There is nothing stable in the world; uproar’s your only music.
All the gods are dead except the god of war.
After the earthquake and the fire comes the still, small voice.
For as long as space endures, and for as long as living beings remain, until then may I, too, abide to dispel the misery of the world.
An enormous conflict between words and deeds is prevalent today: everyone talks about freedom, democracy, justice, human rights, about peace and saving the world from nuclear apocalypse; and at the same time, everyone, more or less, consciously or unconsciously, serves those values and ideals only to the extent necessary to serve himself and his “worldly” interests, personal interests, group interests, power interests, property interests, and state or great-power interests. . . . So the power structures apparently have no other choice than to sink deeper into this vicious maelstrom, and contemporary people apparently have no other choice than to wait around until the final inhibition drops away. But who should begin? Who should break this vicious circle? Responsibility cannot be preached but only borne, and the only possible place to begin is with oneself.

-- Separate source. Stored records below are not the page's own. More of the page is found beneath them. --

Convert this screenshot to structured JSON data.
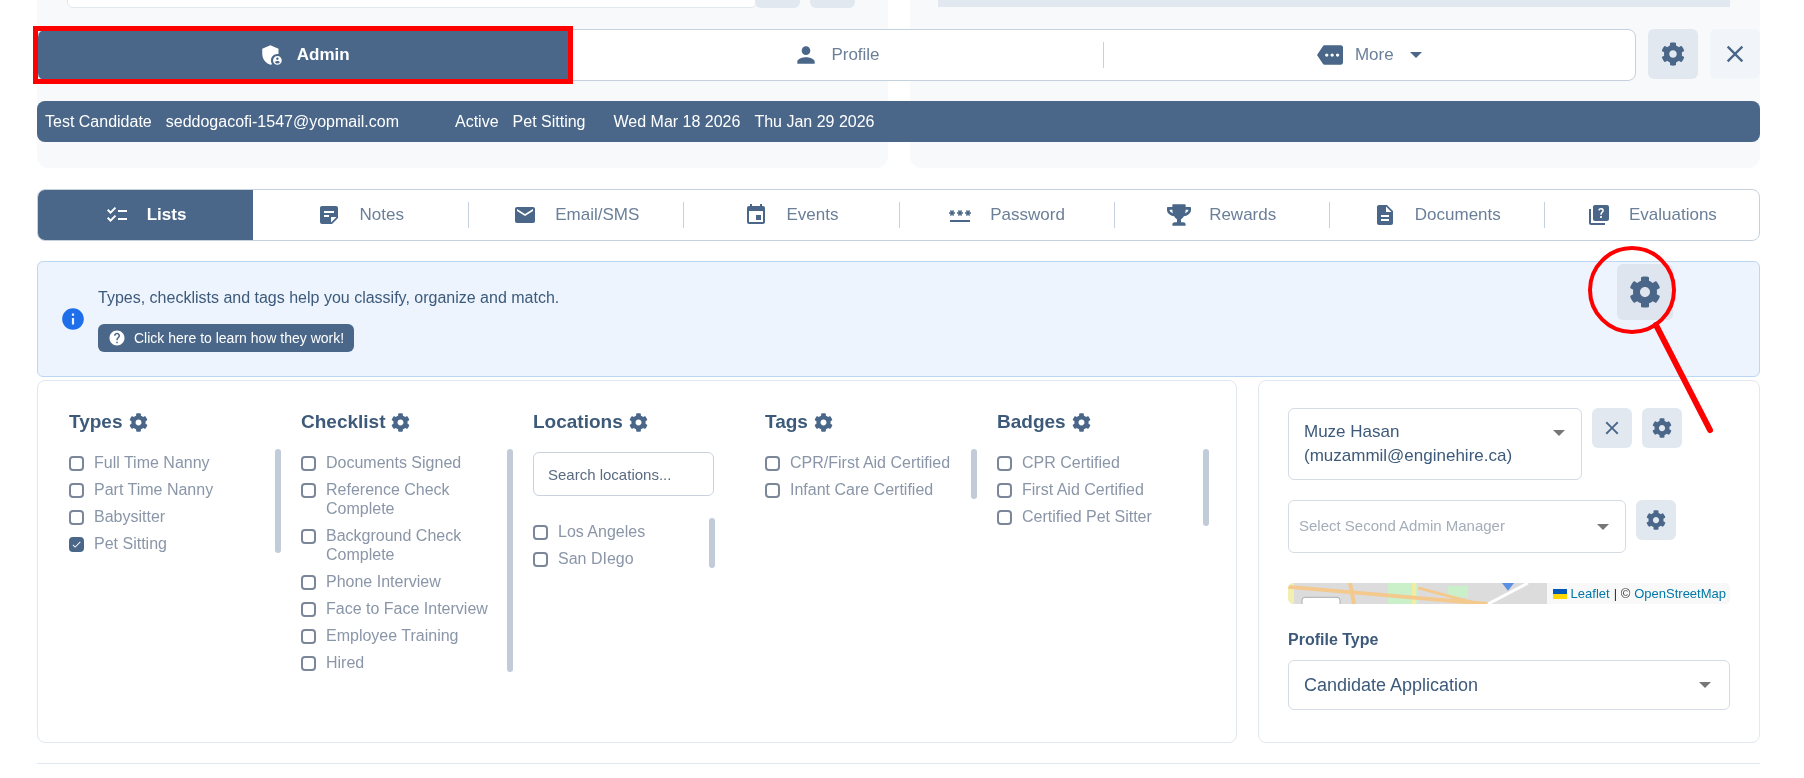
{
  "header_tabs": [
    {
      "label": "Admin",
      "selected": true
    },
    {
      "label": "Profile",
      "selected": false
    },
    {
      "label": "More",
      "selected": false
    }
  ],
  "summary": [
    "Test Candidate",
    "seddogacofi-1547@yopmail.com",
    "Active",
    "Pet Sitting",
    "Wed Mar 18 2026",
    "Thu Jan 29 2026"
  ],
  "tabs": [
    {
      "label": "Lists",
      "selected": true
    },
    {
      "label": "Notes",
      "selected": false
    },
    {
      "label": "Email/SMS",
      "selected": false
    },
    {
      "label": "Events",
      "selected": false
    },
    {
      "label": "Password",
      "selected": false
    },
    {
      "label": "Rewards",
      "selected": false
    },
    {
      "label": "Documents",
      "selected": false
    },
    {
      "label": "Evaluations",
      "selected": false
    }
  ],
  "info": {
    "message": "Types, checklists and tags help you classify, organize and match.",
    "button": "Click here to learn how they work!"
  },
  "lists": [
    {
      "title": "Types",
      "items": [
        {
          "label": "Full Time Nanny",
          "checked": false
        },
        {
          "label": "Part Time Nanny",
          "checked": false
        },
        {
          "label": "Babysitter",
          "checked": false
        },
        {
          "label": "Pet Sitting",
          "checked": true
        }
      ]
    },
    {
      "title": "Checklist",
      "items": [
        {
          "label": "Documents Signed",
          "checked": false
        },
        {
          "label": "Reference Check Complete",
          "checked": false
        },
        {
          "label": "Background Check Complete",
          "checked": false
        },
        {
          "label": "Phone Interview",
          "checked": false
        },
        {
          "label": "Face to Face Interview",
          "checked": false
        },
        {
          "label": "Employee Training",
          "checked": false
        },
        {
          "label": "Hired",
          "checked": false
        }
      ]
    },
    {
      "title": "Locations",
      "search_placeholder": "Search locations...",
      "items": [
        {
          "label": "Los Angeles",
          "checked": false
        },
        {
          "label": "San DIego",
          "checked": false
        }
      ]
    },
    {
      "title": "Tags",
      "items": [
        {
          "label": "CPR/First Aid Certified",
          "checked": false
        },
        {
          "label": "Infant Care Certified",
          "checked": false
        }
      ]
    },
    {
      "title": "Badges",
      "items": [
        {
          "label": "CPR Certified",
          "checked": false
        },
        {
          "label": "First Aid Certified",
          "checked": false
        },
        {
          "label": "Certified Pet Sitter",
          "checked": false
        }
      ]
    }
  ],
  "admin_manager": {
    "value": "Muze Hasan (muzammil@enginehire.ca)"
  },
  "second_admin_manager": {
    "placeholder": "Select Second Admin Manager"
  },
  "map": {
    "links": [
      "Leaflet",
      "OpenStreetMap"
    ],
    "separator": "| ©"
  },
  "profile_type": {
    "label": "Profile Type",
    "value": "Candidate Application"
  }
}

The man who thinks only of his own salvation is as good as a coal drawn out of the fire.
Love doesn’t just sit there, like a stone, it has to be made, like bread, remade all the time, made new.
I pray for the strength to accept that lives most often end in tragedy, that quests don’t always work, that understanding is a long and lonely hunt, that I can’t reason my way to love, eat gold, or live forever. And that none of this matters. I pray to understand that I am here to find my way back to God, whatever that takes, and all the rest, save love and duty, is an illusion.
Patience is a hard discipline. It is not just waiting until something happens over which we have no control: the arrival of the bus, the end of the rain, the return of a friend, the resolution of a conflict. Patience is not waiting passively until someone else does something. Patience asks us to live the moment to the fullest, to be completely present to the moment, to taste the here and now, to be where we are. When we are impatient, we try to get away from where we are. We behave as if the real thing will happen tomorrow, later, and somewhere else. Let’s be patient and trust that the treasure we look for is hidden in the ground on which we stand.
Erv had a gift for optimism. He believed what he wanted to. Ruth said that if Erv tossed a ball in the air three times, tried to hit it three times with a bat, and three times missed, he would, undisturbed, conclude: Wow, what a pitcher.
For all your ills I give you laughter.
Spiritual awakening is frequently described as a journey to the top of a mountain. We leave our attachments and our worldliness behind and slowly make our way to the top. At the peak we have transcended all pain. The only problem with this metaphor is that we leave all the others behind. . . . In the process of discovering our true nature, the journey goes down, not up. . . . Instead of transcending the suffering of all creatures, we move toward the turbulence and doubt. . . . We explore the reality and unpredictability of insecurity and pain, and we try not to push it away. If it takes years, if it takes lifetimes, we will let it be as it is. At our own pace, without speed or aggression, we move down and down and down. With us move millions of others, our companions in awakening from fear. At the bottom we discover water, the healing water of compassion. Right down there in the thick of things, we discover the love that will not die.